The article explains that our brains have two basic operating modes: a focus mode that gets things done and a wandering or daydreaming mode that allows for neural resets and fosters creative breakthroughs. Both modes are necessary, and both are being challenged as never before with the information overload most of us experience every day.

The author recommends dedicating chunks of time, 30 minutes to an hour, say, to focus on a project without distraction. And build in breaks between focused time to allow the mind to wander, to daydream. Here is Levitin’s advice:

“If you want to be more productive and creative, and to have more energy, the science dictates that you should partition your day into project periods. Your social networking should be done during a designated time, not as constant interruptions to your day.

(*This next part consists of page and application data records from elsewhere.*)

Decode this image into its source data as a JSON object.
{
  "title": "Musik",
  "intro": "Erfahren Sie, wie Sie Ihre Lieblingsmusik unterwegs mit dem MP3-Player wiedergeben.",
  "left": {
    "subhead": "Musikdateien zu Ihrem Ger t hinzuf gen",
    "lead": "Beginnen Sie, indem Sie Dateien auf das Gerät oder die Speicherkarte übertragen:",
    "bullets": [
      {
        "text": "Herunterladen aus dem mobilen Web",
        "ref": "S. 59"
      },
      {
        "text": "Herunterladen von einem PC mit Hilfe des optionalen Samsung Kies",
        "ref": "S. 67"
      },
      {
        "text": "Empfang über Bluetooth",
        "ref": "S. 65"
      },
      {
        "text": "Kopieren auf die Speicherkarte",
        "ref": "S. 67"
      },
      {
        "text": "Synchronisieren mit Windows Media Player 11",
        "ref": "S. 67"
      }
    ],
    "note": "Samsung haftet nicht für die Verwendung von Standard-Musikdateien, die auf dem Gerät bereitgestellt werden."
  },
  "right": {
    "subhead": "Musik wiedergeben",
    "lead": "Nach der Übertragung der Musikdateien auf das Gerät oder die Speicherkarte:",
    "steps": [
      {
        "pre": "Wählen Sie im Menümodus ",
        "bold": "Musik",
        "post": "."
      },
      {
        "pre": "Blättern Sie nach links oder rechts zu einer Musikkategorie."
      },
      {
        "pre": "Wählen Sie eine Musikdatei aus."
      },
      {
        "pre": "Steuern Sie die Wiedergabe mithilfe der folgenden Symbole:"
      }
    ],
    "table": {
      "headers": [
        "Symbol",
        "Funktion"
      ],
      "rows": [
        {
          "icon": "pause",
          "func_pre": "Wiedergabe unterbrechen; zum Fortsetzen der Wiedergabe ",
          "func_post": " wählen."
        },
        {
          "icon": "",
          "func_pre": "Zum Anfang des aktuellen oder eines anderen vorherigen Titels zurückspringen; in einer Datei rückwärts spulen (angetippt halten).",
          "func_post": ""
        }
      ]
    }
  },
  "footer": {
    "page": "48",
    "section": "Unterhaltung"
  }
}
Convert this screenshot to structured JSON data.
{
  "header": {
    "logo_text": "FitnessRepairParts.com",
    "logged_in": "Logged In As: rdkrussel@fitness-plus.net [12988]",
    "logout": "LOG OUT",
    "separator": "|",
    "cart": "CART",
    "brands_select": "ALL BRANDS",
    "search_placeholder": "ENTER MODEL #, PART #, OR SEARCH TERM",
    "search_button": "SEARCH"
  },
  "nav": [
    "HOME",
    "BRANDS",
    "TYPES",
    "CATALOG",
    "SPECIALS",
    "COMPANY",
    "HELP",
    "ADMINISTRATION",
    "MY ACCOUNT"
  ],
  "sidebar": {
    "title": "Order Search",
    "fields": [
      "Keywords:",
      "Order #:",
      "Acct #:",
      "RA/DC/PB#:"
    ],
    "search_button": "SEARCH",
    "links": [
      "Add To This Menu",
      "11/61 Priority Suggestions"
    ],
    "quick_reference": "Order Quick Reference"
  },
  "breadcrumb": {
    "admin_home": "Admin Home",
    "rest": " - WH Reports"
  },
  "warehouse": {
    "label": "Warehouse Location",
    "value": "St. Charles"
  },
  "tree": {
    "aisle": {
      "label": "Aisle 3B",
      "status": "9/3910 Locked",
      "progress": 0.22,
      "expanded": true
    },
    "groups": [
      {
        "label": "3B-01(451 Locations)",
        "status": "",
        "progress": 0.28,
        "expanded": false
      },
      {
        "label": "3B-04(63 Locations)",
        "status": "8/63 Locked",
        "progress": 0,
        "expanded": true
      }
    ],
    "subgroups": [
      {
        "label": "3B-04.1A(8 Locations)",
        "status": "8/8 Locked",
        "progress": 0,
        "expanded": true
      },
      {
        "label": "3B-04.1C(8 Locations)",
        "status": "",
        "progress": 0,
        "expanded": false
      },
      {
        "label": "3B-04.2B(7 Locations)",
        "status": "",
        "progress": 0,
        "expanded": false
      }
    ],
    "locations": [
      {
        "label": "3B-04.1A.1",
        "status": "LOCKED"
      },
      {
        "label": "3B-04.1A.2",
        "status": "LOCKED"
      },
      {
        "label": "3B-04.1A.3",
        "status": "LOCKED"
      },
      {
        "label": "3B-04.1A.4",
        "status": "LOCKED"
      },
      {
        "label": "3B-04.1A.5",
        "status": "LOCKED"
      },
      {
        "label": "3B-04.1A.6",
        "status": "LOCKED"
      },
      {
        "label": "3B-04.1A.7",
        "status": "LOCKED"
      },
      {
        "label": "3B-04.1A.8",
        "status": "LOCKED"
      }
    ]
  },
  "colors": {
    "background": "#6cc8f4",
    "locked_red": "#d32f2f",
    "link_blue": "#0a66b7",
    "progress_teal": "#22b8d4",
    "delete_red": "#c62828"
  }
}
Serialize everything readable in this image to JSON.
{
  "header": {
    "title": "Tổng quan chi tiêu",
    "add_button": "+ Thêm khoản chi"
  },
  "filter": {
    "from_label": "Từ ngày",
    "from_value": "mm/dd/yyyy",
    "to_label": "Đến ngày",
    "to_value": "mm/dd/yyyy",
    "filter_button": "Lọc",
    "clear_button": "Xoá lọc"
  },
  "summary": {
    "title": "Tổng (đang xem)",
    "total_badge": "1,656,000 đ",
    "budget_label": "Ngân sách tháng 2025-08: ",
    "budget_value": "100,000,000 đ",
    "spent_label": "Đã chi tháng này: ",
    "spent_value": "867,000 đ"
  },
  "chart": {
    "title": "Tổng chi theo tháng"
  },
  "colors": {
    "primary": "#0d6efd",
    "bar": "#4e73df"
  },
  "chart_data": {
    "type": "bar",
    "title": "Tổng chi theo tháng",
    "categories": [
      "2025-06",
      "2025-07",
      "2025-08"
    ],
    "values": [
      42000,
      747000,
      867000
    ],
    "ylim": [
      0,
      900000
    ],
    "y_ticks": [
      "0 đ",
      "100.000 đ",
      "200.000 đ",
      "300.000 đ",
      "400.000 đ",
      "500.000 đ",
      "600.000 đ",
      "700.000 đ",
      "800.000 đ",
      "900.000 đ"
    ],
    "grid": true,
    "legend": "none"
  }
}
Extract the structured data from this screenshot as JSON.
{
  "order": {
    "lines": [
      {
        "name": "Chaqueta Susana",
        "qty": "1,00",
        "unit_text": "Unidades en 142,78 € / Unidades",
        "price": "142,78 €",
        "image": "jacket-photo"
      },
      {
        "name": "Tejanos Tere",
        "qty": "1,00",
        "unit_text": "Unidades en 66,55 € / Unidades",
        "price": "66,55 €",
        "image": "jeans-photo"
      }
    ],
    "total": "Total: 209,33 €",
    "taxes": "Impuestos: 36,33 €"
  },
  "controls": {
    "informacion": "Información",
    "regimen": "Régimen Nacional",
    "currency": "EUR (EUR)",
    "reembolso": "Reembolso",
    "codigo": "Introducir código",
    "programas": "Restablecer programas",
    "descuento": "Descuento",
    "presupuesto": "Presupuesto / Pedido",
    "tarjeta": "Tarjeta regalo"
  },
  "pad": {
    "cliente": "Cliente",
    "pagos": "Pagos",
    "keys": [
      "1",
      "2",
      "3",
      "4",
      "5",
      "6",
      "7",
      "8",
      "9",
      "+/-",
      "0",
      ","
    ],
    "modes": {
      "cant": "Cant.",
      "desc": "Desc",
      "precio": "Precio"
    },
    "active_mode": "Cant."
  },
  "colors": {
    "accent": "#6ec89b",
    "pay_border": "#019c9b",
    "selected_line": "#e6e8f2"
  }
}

Email, too, should be done at designated times. An email that you know is sitting there, unread, may sap attentional resources as your brain keeps thinking about it, distracting you from what you’re doing. What might be in it? Who’s it from? Is it good news or bad news? It’s better to leave your email program off than to hear that constant ping and know that you’re ignoring messages.

Increasing creativity will happen naturally as we tame the multitasking and immerse ourselves in a single task for sustained periods of, say, 30 to 50 minutes. Several studies have shown that a walk in nature or listening to music can trigger the mind-wandering mode. This acts as a neural reset button, and provides much needed perspective on what you’re doing.”

Turn off any unnecessary pings on your devices. I’ve known people whose phones audibly alert them every time an email arrives. Insane. This article has prompted me to turn off email notifications on my phone’s lock screen and even to disable the badge noting the number of unread emails on the app icon.

Twitter and email and messaging apps should serve my needs. They don’t need to control me and make me jump at every new input. What if I responded to email just once each day? What if the only apps open on my Mac were the ones I was actively using?

This is hard to do. It’s so tempting to keep checking to see if anything new has appeared in any of my many internet collection buckets. But even blocking off 30 minutes to work with focus, without distraction, on something important can lead not only to a more productive work life, but to a saner, calmer life as well. Close the door if you can. Put on headphones. Shield yourself from pings and alerts.

And go take a walk. Get outside. Wander the halls. Change your perspective regularly for a reset before going back into focus mode. Experiment for yourself and see what works best for you.

Find a rhythm that nature, and your neural wiring, expects and seems most conducive for productivity and creativity and peace of mind. Focus. Wander. Focus. Wander.

Got it? Okay. Going on a walk. Right. Now.